Luckily for all of us, there is.

Thursday, March 21, 2013

The Frankenstein Theory (Andrew Weiner, 2013)

In the last decade, the found footage sub-genre has suffered from it's own success. Most famously, the Paranormal Activity franchise became a Halloween behemoth. Spawning three sequels of varying quality, the little found footage indie that could became a bonafide phenomenon and then suffered the inevitable consequences visited upon anything that gains any degree of popularity these days, including a backlash against the genre it's a part of.

The entire sub-genre owes a debt to The Blair Witch Project, a film that although it's still controversial, proved there could still be inventive, crowd pleasing ways to approach familiar stories and icons, and succeeded in scaring audiences out of their wits. Had it not become the most profitable independent film of all time (before Paranormal Activity stole that title), found footage wouldn't be a sub-genre at all.

The Frankenstein Theory is a film that is intimately familiar with the sub-genre it belongs to, and it's best elements result from that understanding.
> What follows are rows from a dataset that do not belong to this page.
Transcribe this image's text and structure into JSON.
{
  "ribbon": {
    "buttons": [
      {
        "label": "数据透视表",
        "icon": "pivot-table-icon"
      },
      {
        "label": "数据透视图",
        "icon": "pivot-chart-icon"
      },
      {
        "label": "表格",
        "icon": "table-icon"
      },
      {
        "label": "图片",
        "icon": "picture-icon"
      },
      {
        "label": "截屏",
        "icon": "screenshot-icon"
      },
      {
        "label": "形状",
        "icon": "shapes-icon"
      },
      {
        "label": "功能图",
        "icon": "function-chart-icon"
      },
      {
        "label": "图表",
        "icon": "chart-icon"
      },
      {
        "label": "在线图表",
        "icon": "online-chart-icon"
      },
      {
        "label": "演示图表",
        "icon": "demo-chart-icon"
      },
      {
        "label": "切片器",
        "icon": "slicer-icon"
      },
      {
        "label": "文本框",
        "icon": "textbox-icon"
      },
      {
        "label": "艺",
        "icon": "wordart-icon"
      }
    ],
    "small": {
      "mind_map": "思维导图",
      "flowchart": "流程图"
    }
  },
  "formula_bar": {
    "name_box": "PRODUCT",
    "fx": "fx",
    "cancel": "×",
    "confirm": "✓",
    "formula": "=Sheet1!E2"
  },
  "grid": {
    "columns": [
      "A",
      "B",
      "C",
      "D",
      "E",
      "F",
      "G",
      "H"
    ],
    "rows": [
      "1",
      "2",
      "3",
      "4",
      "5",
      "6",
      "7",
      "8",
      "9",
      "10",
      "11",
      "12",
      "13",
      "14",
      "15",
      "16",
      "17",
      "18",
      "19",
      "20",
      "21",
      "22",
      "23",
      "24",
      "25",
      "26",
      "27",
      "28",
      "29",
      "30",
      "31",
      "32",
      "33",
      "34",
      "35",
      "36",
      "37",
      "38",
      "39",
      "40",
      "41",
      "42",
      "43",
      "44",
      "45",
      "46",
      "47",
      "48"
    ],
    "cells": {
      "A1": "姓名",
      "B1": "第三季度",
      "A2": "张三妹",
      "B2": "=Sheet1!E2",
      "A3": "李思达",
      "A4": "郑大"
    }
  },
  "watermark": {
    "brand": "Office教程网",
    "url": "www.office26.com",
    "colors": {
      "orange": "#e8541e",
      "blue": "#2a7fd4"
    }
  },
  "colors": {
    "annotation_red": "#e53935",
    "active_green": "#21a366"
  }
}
It takes the things in other found footage films that have worked and uses them well. It also avoids some of the common problems of found footage through it's cast, location and script. Most notably, it uses the aspects of The Blair Witch and The Last Exorcism that were most effective and avoids most of their mistakes. Some of the creative team behind The Last Exorcism (definitely among the better found footage horror films) are also involved with The Frankenstein Theory.

Tuesday, March 19, 2013

The Theatre Bizarre (anthology, 2011)

(Note: This review was originally posted at Truly Disturbing Horror.) 

Do you like Lovecraft inspired horror? How about kinky, body horror? Are you into horror with a slightly more metaphysical aspect to it? What about psychological horror? Maybe the kind of art house horror that goes all out weird and truly mind boggling is more your taste? Are you into gore? What are your feelings about the emotionally disturbing kind of horror that reflects on childhood? How do you feel about creepy Udo Kier?

If you’ve answered postively to more than two or three of those questions, The Theatre Bizarre is for you. If you can’t find one or two segments that you enjoy in this film, you probably hate horror films.